This is an archived article that was published on sltrib.com in 2012, and information in the article may be outdated. It is provided only for personal research purposes and may not be reprinted.
The '60s were a tidal surge of sex, drugs and rock and roll that buried San Francisco, surged over the Sierras, and rolled like a psychedelic tsunami into Farmington. There it washed up the greatest rock 'n' roll acts of all time.

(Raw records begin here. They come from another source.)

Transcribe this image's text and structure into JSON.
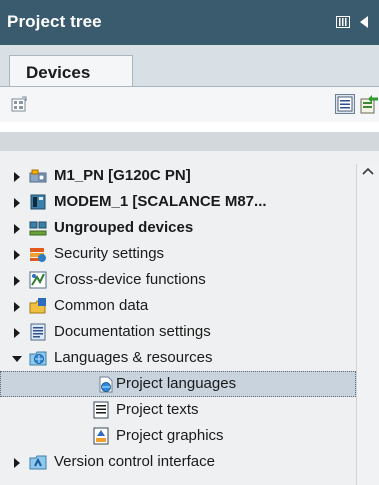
{
  "panel": {
    "title": "Project tree",
    "pin_icon": "pin-icon",
    "collapse_icon": "collapse-left-icon"
  },
  "tabs": [
    {
      "label": "Devices",
      "active": true
    }
  ],
  "toolbar": {
    "left_button_icon": "overview-icon",
    "right_buttons": [
      "details-view-icon",
      "export-icon"
    ]
  },
  "tree": {
    "items": [
      {
        "label": "M1_PN [G120C PN]",
        "bold": true,
        "expanded": false,
        "icon": "drive-device-icon"
      },
      {
        "label": "MODEM_1 [SCALANCE M87...",
        "bold": true,
        "expanded": false,
        "icon": "modem-device-icon"
      },
      {
        "label": "Ungrouped devices",
        "bold": true,
        "expanded": false,
        "icon": "ungrouped-devices-icon"
      },
      {
        "label": "Security settings",
        "bold": false,
        "expanded": false,
        "icon": "security-settings-icon"
      },
      {
        "label": "Cross-device functions",
        "bold": false,
        "expanded": false,
        "icon": "cross-device-icon"
      },
      {
        "label": "Common data",
        "bold": false,
        "expanded": false,
        "icon": "common-data-icon"
      },
      {
        "label": "Documentation settings",
        "bold": false,
        "expanded": false,
        "icon": "documentation-icon"
      },
      {
        "label": "Languages & resources",
        "bold": false,
        "expanded": true,
        "icon": "languages-icon"
      },
      {
        "label": "Project languages",
        "bold": false,
        "child": true,
        "selected": true,
        "icon": "project-languages-icon"
      },
      {
        "label": "Project texts",
        "bold": false,
        "child": true,
        "icon": "project-texts-icon"
      },
      {
        "label": "Project graphics",
        "bold": false,
        "child": true,
        "icon": "project-graphics-icon"
      },
      {
        "label": "Version control interface",
        "bold": false,
        "expanded": false,
        "icon": "version-control-icon"
      }
    ]
  },
  "colors": {
    "title_bar": "#3a5a6e",
    "selection": "#c9d3de",
    "tree_background": "#eef0f2"
  }
}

Lagoon amusement park, with its Lagoon Patio Gardens stage, hosted everyone who was anyone in the 1960s rock scene. The Rolling Stones, Jimi Hendrix, Janis Joplin, Donovan, Eric Clapton, Jefferson Airplane, Big Brother and the Holding Company (whose "I'm a pterodactyl, dying for your love" is No. 1 in my ranking of strangest rock lyrics), Country Joe and the Fish, Eric Burdon and the Animals ... and the list goes on.
Tickets cost between $2.50 and $3.50 and the venue accommodated 3,000. The stage allowed for casual interactions between fans and performers that would be unthinkable today. Band members chatted and bummed cigarettes from the audience and passed room keys to interested parties.
The Beach Boys were regulars beginning in 1962. They even wrote a song called "Salt Lake City" with these lyrics:
There's a park near the city, yeah
All the kids dig the Lagoon now
It's full of all kinds of girls
And rides and we'll be flyin' there soon now
And girl for girl
They've got the cutest of the Western states
Retired Deseret News reporter Joe Bauman remembers a cute Western girl in his group being turned back at the entrance to the Ray Charles concert because she was wearing jeans it was dresses-only for women. She took off the jeans in a bathroom, buttoned up her coat and, seeming to be wearing a miniskirt, was admitted.
Jim Morrison and The Doors also infamously played Lagoon. Their May 25, 1968, act left attendees with vivid memories of The Lizard King (as Morrison styled himself).
Deseret News reporter Bryan Gray was there to record the episode. After their opening song, Morrison stared out at the audience. "What's the matter are you all dead out there?" he screamed. The polite Utah audience was stunned. "What did you come here for anyway?"
It went downhill from there.
Morrison was used to ecstatic anarchy at his concerts and this well-behaved crowd brought out the worst in him. For the rest of the show he had nothing good to say about the bored crowd, and he said a lot. Rather than be humiliated by the man they'd paid $3.50 to see, people started leaving.
But in between insults and lewd gestures, Morrison still knew how to put on a show. A very short show. After three songs in which he leaped and writhed on stage, and threw himself into a rousing rendition of "Light My Fire," Morrison then "hollered a bevy of insults at the Salt Lake audience" and led the band offstage. They were through.
Six months later the erratic Morrison was arrested in Miami for exposing himself during a concert. There is still controversy surrounding what Morrison did, or did not, do. But a planned return to Utah and a concert at the old Salt Palace was cancelled.
You can view photographs of the 1960s Lagoon rock idols at Brian C. Record's fine art photography website at brianrecord.com/2.html.
Pat Bagley is the editorial cartoonist for The Salt Lake Tribune. He can be reached at firstname.lastname@example.org.